The word “chipped” makes me think of three things: ham, china, and attitude.
Chipped ham is what we get in Pittsburgh when visiting my extended family. No one else does it quite the same, in little pieces so fine that they clump together — little ‘chipped’ pieces of meat.
Everyone’s got some sort of chipped china-ware in their house. Or if they don’t, they are stressing about where and when it will inevitably come.
Attitude? It comes from the phrase “chip on the shoulder,” meaning you’ve got some attitude. Granted, you can’t really have a “chipped” on your shoulder, but I can’t really stop my brain from making word associations, can I? That is why you must be very careful when talking to me about that round, juicy, sweet produce you picked up at yesterday’s market.
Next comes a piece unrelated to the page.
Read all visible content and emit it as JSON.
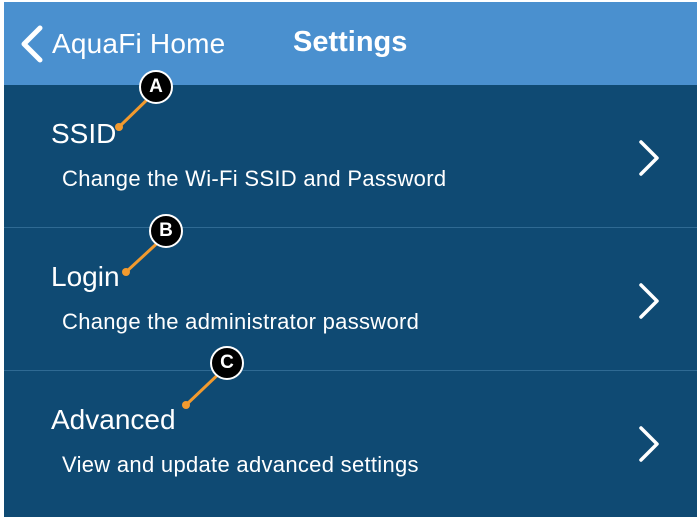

When I thought of attitude, I thought of this picture.
It was taken in the dusty young town of Pachacutec, in the extreme end of the Northern Cone of Lima, Peru. Lima is a huge city of over 8 million clinging to the strip of desert between the Andes and the Pacific Ocean. Fresh water is extremely limited; in this community, water is literally trucked in a few times a week, filled by hose into outdoor barrels. More than half of the city’s population has less water per day than the UNHCR standard allowance of 20 liters. In this type of environment, “clean” is a relative term: “clean” is when a dirt floor is swept, and the grime on children’s faces is rearranged by a dry, dusty cloth. Our concept of “hygiene” is not possible, nor can it even be conceptualized, in a place where water is so scarce and poverty so pressing.
There was a big, brightly painted bus outside of one of the health clinics my friend Barbara took the health class to last summer. The bus was the local government’s response to the paucity of health care facilities in the community (e.g.: 1 pediatrician working 2-3 times a week in for a community of over 200,000). It boldly sat outside a worn health post, fading into the surrounding buildings in muted grays and browns. The huge faces of children smiling with toothy grins seemed to make all sorts of unbelievable promises… along side the name of the local mayor. I took a few pictures of the bus and a makeshift market outside of it, selling decorations for a celebration at one of the schools. Then, two boys approached me directly and asked to have their pictures taken. “Por supuesto,” I said. Then they wiped grins off their faces and posed. I paused and laughed, “estan seguros?” I wanted to be sure that this was what they wanted. “SI!”
And I love the picture. I love it because it’s in front of that damn bus, that although helpful to a few will have no chance of reaching the many. I love it because the message is to me and all the other immeasurably privileged people that will see it, people with opportunities that they could not dream to have. I love it because it says to me, ‘what? you want to see how rough it is to live here? well, screw you. If you want to do something about it, then do it. But don’t expect me to be all pitiful and thankful to whatever you throw my way.’
Finally, I love it because, underneath it all, they are just kids with senses of humor and pride and love and goodness — savvy enough to understand their perceived place in the world and throw out a little statement about it.
And they are exactly right.
In my view, no one deserves to have more of a chip than these kids.
For more takes on “Chipped” — please check out the rest of the Photohunt at tnchick.